The financial benefit to the regions encompassing the three stages is expected to be significant. As such, GSC Grays has received a number of queries from clients about the potential use of land for temporary campsites, parking and other related events. However, landowners need to be aware that Single Payment Scheme (SPS) claims and existing Environmental Stewardship (ES) agreements could be impacted upon as a direct result of using land for these alternative uses.
The ability to adhere to cross compliance requirements and the effect upon the SPS eligibility of the land both need to be considered by any SPS claimant thinking of diversifying their land in the form of temporary campsites, parking, etc.
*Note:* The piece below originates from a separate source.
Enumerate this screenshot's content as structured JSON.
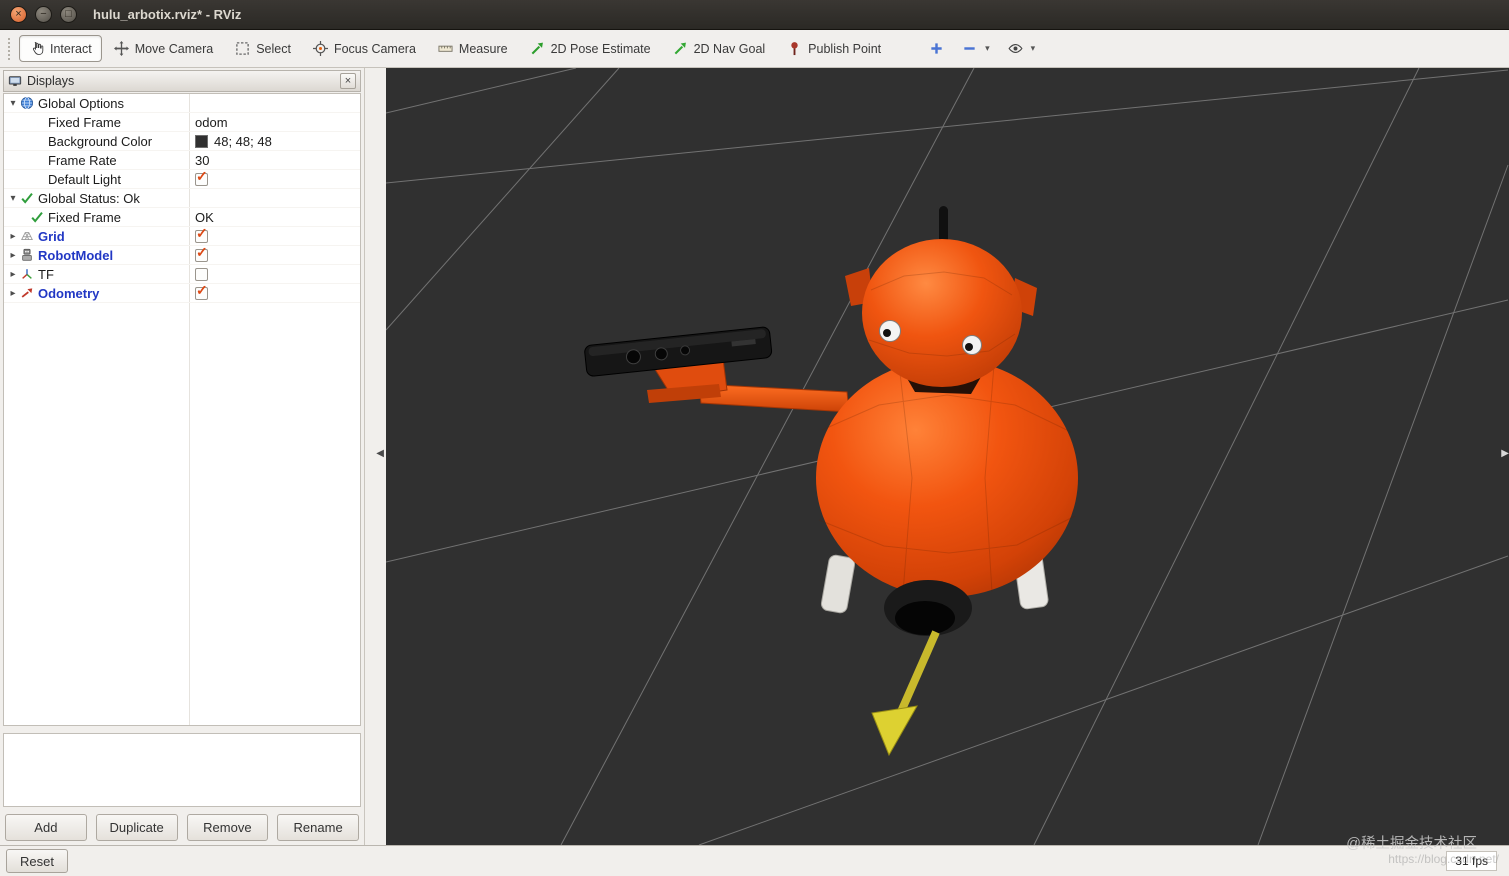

The 28 day non-agricultural use rule will be applicable in relation to SPS eligibility with these activities being permitted for up to a 28 day limit during the calendar year without rendering the land ineligible for SPS; however the 28 day limit must also include any work required before and after to enable such activities to take place. Cross compliance issues and breaches may arise as a result of such uses and therefore careful planning must be undertaken to safeguard against future complications.
It is the responsibility of the ES holder to ensure that they are able to deliver on all agreed options within their ES agreement whilst using their land for temporary uses. This includes protecting the original features on their Farm Environmental Record so they are not damaged or destroyed whilst such activities are taking place.
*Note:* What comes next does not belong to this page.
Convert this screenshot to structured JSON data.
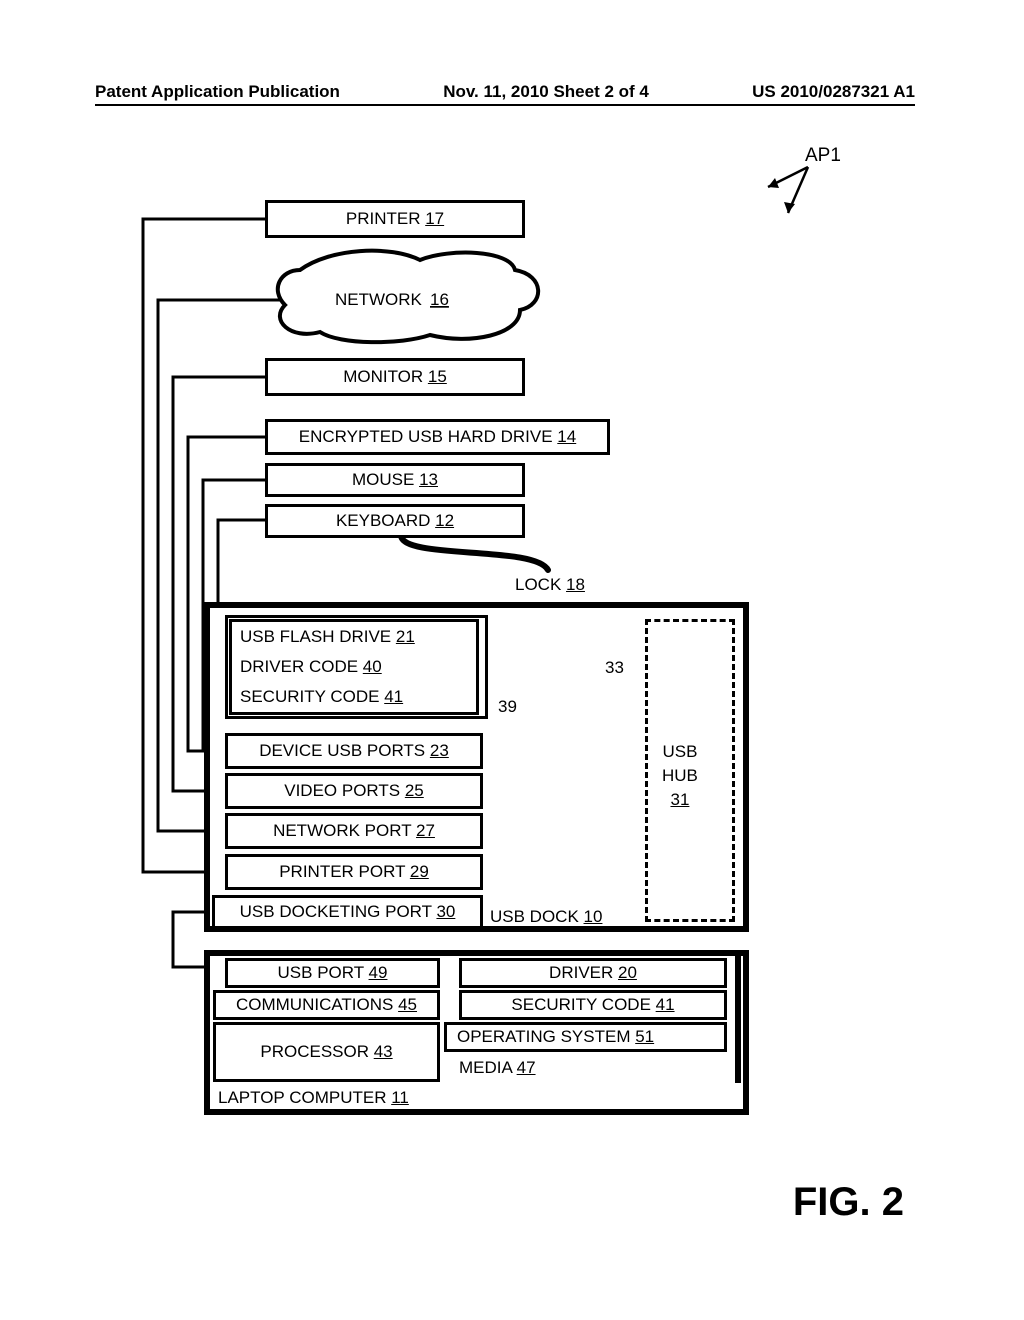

At GSC Grays we can liaise with the Natural England (NE) advisors in advance of clients allowing parking, camping etc., to take place on their land so that any such proposals may be discussed and the potential impact on agreement land assessed. This will allow NE time to deliberate as to how best to move forward once all the information is pulled together and to decide if a derogation is needed at all. If the impact is considered detrimental to the delivery of the ES options, suggestions can be made to the feasibility of locating elsewhere on the holding. Even in circumstances when proposed alterations to the current land use are minimal or seemingly irrelevant to any ES option, Natural England have suggested that advance contact is made so as to avoid any unnecessary breaches.
In addition, if landowners are contemplating letting their land to a club or individual to run a campsite, carpark etc then it may be worth entering an occupancy licence to protect their position in terms of insurance, damages, clear up & waste disposal etc.
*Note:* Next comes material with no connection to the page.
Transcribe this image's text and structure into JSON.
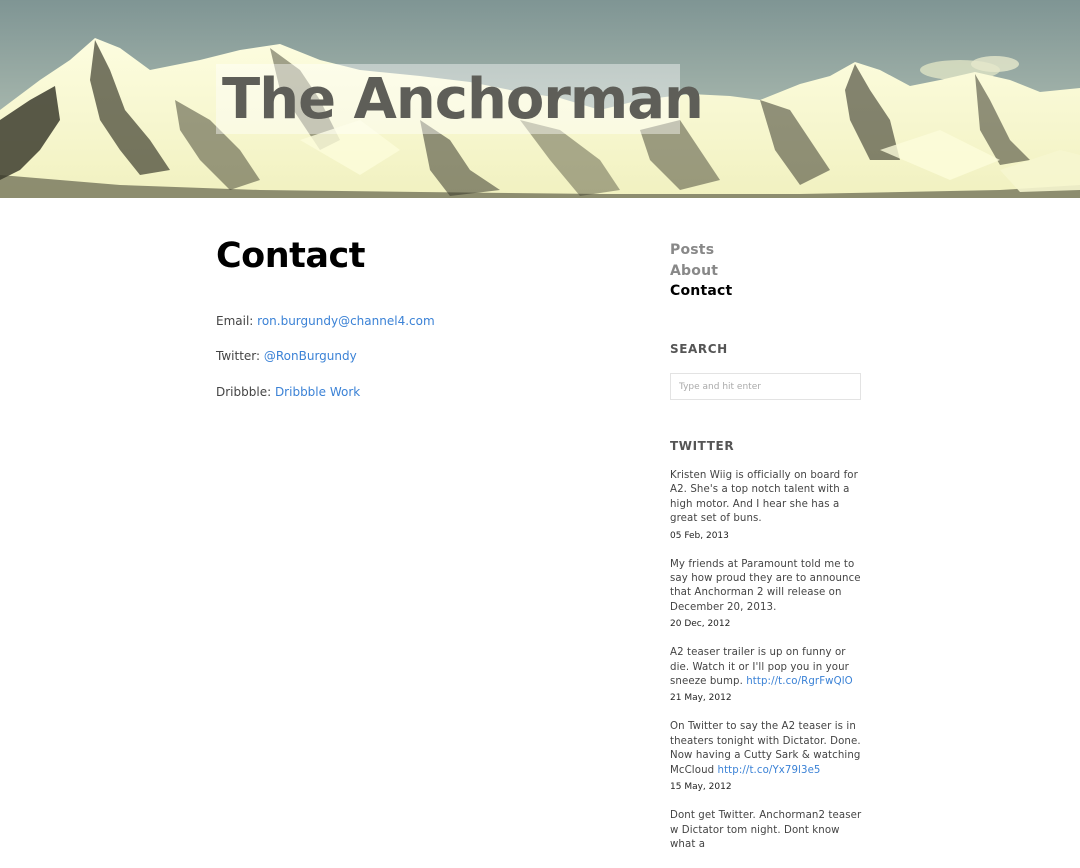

For further information on how best to harness the Tour’s financial potential from a landowners perspective, or to discuss occupancy licences, please contact GSC Grays via Lucinda Riddell at our Richmond Office on 01748 829210 or Phil Scott-Priestley at our Leyburn Office on 01969 600120.